Problem description >> Scan the lines below; pull out those with "Camera".

--- START ---

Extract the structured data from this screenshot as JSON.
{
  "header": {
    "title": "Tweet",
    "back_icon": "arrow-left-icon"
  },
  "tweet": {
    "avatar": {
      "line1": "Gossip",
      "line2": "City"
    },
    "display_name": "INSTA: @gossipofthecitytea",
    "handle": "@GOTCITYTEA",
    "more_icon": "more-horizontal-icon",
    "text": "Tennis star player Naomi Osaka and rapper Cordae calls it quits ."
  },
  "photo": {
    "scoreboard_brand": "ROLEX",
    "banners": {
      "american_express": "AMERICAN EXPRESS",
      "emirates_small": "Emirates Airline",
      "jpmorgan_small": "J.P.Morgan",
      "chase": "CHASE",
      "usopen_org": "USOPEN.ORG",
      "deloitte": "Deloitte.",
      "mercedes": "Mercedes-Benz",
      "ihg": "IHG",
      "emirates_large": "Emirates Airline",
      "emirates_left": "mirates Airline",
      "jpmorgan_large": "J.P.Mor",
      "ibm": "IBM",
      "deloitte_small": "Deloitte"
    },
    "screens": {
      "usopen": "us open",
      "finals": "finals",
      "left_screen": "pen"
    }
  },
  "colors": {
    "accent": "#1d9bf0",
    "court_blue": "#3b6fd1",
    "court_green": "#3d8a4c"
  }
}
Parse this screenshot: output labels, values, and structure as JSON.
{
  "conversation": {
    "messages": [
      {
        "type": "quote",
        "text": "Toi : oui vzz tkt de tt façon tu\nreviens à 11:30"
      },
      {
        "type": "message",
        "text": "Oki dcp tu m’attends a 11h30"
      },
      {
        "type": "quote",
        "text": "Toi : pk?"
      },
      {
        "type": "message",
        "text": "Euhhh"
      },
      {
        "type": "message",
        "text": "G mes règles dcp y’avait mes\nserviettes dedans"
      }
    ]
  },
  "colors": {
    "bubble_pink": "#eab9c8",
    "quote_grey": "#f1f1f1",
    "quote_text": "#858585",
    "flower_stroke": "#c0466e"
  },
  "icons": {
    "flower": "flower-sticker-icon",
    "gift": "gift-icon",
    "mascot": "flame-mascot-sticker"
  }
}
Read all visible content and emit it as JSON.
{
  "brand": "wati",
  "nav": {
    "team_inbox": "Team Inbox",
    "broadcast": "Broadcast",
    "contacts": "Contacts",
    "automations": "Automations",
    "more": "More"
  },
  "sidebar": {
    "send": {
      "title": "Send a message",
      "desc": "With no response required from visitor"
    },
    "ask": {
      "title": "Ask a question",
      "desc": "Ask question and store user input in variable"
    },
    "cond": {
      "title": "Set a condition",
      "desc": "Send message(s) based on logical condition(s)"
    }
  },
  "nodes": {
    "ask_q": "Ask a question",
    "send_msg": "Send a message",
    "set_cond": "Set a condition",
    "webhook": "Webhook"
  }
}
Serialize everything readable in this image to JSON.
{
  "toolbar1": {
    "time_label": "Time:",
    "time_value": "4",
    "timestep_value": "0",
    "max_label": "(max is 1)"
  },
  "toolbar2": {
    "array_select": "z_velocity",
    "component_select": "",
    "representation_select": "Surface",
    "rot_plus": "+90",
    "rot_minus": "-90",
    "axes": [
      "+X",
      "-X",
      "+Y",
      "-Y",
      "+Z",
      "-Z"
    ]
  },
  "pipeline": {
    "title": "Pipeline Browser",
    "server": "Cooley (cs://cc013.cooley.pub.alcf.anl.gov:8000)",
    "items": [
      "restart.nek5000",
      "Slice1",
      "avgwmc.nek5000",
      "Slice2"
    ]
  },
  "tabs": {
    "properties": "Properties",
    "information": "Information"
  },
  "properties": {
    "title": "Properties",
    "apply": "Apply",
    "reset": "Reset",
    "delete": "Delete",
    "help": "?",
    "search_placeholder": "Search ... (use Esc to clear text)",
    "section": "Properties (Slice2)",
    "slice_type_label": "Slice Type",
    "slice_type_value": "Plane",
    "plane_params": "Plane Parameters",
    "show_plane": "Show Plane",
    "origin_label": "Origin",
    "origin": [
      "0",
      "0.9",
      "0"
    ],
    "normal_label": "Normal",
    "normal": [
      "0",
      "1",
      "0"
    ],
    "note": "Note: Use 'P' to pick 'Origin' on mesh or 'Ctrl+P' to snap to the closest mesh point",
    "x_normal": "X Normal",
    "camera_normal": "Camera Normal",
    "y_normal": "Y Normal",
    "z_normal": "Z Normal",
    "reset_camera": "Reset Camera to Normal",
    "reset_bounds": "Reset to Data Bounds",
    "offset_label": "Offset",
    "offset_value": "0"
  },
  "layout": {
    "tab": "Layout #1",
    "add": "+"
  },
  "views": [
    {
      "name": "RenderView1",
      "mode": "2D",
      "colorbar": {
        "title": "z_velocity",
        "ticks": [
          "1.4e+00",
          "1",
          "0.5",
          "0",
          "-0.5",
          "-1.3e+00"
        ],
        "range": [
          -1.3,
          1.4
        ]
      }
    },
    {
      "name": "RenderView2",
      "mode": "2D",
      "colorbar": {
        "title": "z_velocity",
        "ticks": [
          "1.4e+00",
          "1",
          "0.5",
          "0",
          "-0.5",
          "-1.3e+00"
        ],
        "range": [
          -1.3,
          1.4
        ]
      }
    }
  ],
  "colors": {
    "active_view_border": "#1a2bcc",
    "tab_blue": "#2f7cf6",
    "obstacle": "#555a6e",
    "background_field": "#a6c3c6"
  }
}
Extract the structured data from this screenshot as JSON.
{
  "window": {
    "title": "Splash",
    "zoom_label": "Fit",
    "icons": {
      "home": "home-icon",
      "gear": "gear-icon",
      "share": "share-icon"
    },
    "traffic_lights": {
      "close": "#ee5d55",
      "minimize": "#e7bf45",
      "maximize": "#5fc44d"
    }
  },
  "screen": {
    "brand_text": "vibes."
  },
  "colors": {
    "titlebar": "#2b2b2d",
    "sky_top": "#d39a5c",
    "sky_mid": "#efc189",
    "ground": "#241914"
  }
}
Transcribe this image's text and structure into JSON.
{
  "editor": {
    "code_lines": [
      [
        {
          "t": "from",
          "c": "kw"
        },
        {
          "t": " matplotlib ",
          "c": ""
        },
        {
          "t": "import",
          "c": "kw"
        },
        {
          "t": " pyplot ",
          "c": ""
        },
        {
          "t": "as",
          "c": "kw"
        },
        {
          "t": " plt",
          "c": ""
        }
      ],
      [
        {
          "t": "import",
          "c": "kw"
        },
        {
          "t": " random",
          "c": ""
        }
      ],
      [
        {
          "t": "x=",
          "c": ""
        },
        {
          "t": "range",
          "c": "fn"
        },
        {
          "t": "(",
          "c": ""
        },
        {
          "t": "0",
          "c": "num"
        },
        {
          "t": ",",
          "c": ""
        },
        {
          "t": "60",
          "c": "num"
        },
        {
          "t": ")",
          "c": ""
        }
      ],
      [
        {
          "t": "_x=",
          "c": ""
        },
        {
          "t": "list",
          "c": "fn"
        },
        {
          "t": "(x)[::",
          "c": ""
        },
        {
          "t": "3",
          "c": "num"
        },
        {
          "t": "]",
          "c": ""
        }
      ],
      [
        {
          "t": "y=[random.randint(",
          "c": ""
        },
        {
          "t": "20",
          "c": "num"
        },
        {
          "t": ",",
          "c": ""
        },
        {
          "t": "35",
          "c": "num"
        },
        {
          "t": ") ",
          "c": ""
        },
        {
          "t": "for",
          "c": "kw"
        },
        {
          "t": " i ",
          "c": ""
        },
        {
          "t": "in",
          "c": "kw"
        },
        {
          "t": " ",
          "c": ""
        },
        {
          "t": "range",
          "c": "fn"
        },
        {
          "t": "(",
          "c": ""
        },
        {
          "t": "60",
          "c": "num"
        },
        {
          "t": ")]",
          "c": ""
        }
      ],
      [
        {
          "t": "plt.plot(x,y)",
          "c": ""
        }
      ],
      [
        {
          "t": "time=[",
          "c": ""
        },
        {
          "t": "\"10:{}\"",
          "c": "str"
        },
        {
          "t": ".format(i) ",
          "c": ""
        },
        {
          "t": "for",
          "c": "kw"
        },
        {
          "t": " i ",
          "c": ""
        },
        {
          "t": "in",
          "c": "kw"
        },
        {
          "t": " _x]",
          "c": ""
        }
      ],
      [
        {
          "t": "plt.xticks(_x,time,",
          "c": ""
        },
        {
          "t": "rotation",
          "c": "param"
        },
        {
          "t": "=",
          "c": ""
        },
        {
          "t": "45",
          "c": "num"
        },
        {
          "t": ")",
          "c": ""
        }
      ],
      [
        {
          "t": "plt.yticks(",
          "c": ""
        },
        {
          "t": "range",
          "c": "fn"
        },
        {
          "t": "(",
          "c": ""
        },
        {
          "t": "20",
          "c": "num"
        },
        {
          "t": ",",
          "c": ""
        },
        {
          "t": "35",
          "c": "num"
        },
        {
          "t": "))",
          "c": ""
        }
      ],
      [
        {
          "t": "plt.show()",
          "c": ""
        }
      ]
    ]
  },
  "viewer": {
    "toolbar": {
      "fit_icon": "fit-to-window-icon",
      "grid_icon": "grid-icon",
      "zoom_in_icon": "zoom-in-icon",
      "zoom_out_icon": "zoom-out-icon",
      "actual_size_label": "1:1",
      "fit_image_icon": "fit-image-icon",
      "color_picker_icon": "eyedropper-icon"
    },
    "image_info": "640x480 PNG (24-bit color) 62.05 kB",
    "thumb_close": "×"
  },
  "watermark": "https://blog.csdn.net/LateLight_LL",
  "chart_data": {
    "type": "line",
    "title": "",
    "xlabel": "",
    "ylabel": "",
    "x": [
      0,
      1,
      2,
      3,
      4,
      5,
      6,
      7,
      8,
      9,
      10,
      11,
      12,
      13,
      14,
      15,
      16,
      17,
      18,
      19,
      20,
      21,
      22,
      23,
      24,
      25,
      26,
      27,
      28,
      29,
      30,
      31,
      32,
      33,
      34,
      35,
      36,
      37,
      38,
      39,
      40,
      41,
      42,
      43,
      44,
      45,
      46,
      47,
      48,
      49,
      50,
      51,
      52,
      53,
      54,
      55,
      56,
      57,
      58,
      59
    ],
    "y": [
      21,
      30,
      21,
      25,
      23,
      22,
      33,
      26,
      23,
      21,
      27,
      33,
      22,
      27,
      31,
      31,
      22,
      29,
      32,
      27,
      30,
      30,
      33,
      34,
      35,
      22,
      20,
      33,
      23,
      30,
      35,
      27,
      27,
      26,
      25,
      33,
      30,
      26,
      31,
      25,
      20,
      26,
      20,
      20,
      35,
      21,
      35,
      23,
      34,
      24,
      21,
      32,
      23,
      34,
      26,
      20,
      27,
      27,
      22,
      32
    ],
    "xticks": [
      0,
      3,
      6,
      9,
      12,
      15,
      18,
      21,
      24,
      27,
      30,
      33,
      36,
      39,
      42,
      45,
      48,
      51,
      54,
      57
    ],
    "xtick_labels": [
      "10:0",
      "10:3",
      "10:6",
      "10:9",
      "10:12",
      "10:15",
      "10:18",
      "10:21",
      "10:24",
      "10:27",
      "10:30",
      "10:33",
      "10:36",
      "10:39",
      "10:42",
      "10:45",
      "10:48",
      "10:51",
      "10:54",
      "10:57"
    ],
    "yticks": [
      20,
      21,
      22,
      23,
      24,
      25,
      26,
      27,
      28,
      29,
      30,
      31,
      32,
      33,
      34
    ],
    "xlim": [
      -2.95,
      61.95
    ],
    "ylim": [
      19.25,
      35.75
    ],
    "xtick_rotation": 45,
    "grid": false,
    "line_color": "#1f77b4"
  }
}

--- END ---

Exercise output >>
    "camera_normal": "Camera Normal",
    "reset_camera": "Reset Camera to Normal",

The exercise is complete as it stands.